Your task: Each line below containing the word "title" needs to be shown.

Records from a data source:
########
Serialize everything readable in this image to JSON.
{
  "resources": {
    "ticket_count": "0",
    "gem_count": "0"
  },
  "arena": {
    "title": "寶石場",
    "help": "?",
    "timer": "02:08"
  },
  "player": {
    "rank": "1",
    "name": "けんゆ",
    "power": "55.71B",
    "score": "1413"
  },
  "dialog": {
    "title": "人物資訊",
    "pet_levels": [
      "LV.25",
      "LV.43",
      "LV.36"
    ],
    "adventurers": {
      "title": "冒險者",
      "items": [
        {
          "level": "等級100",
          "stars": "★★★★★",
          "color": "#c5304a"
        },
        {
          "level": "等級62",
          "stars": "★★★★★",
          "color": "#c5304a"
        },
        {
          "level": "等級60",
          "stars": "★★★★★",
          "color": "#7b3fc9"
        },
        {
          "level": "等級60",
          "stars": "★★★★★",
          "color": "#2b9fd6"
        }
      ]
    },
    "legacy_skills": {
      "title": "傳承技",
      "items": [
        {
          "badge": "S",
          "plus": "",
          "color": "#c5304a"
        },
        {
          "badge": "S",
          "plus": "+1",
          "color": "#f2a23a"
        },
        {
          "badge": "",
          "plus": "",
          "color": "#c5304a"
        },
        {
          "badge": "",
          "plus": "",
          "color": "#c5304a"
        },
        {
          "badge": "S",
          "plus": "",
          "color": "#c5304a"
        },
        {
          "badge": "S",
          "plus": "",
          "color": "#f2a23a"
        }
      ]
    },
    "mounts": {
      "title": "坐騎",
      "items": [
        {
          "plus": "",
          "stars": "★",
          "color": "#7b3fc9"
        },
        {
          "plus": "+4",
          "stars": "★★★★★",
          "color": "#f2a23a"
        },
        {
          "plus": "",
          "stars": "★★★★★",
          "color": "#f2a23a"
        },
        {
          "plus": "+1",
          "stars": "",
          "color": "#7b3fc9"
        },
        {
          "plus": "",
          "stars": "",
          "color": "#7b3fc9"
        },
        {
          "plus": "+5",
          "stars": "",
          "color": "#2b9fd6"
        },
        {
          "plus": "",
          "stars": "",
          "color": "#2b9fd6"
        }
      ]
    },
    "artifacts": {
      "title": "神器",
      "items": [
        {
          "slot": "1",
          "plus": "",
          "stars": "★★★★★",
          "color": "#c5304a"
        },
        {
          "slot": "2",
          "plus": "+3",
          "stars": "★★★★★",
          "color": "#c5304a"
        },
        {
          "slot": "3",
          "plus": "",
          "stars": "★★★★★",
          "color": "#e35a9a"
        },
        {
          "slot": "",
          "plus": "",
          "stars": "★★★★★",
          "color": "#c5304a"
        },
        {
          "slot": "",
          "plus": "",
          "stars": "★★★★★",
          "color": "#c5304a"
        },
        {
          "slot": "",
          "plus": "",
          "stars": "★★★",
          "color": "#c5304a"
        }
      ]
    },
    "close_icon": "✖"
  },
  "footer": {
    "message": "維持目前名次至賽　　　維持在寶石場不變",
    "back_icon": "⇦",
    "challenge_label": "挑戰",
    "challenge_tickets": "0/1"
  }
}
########
Task result:
    "title": "寶石場",
    "title": "人物資訊",
      "title": "冒險者",
      "title": "傳承技",
      "title": "坐騎",
      "title": "神器",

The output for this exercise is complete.